Indeed, the Computer and Information Security Advisory Group of the Department of Atomic Energy (CISAG-DAE), which is responsible for the cyber security of nuclear power plants, has long argued that the practice of air gapping, or physically isolating critical computers or networks from unsecure networks such as the Internet, is an effective way of securing critical infrastructure. However, several cyber experts have pointed out vulnerabilities in this process that may be created by use of removable media, approved access points for maintenance activities, third-party updates, or even by charging personal phones via reactor control room, etc. For all its benefits, air gapping obviously does not guarantee adequate security and cannot be a reason for complacency.
Much speculation has taken place after the KKNPP incident about who might have been behind the attack. Several theories abound, and some are backed by analysis undertaken by cyber professionals. Most have concluded that the motive of the attack was theft of information and not sabotage of plant operations. While plant control and instrumentation systems were not compromised in any way, the attack did highlight the challenge of definitive attribution in case of cyberattacks. This can be exploited by both state and non-state perpetrators of such attacks. Another benefit accrues from the ambiguity about the purpose of the attack. Even when ostensibly unsuccessful, an incidence of this nature nevertheless sends nuclear operators scrambling for patches for perceived vulnerabilities, and thus causes accretion of costs and dissipation of energies.

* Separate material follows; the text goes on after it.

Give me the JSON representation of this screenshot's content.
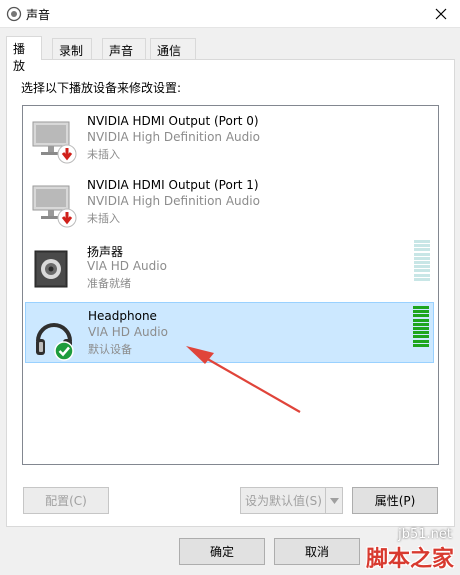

While enough cyber experts are engaged within and outside the nuclear establishment to secure them from cyber threats, it needs saying that the cyberspace allows new opportunities to resolute enemies to create problems at functioning nuclear plants by causing sabotage to effectuate different degrees of malfunctioning. These threats will only increase as greater digitalisation of power plants’ control systems takes place, which is inevitable given the pervasive utilisation of such technologies. The only defence against them can be stringent articulation and implementation of cyber security standard operating procedures (SoPs) by all those involved, and zero-tolerance for any violations by vigilant regulators. Outsiders (adversaries of all kinds) will constantly be on the lookout for vulnerabilities, and the onus will be on the insiders to keep all avenues blocked.
India must remain engaged with the international community on this issue and be part of national or IAEA-driven technical or training programmes. Regular cyber security courses for all plant personnel, depending on their involvement in digital networks, will be critical to imbue the establishment with a cyber security culture. This culture, in fact, must pervade a wider universe that should also include suppliers, vendors, contractors, and even transporters; any of whom could be used by resolute adversaries to sneak in cyberattacks. In case of nuclear power plants, virtual security is going to matter as much as their physical security.
*Dr Manpreet Sethi is Distinguished Fellow, Centre for Air Power Studies, New Delhi.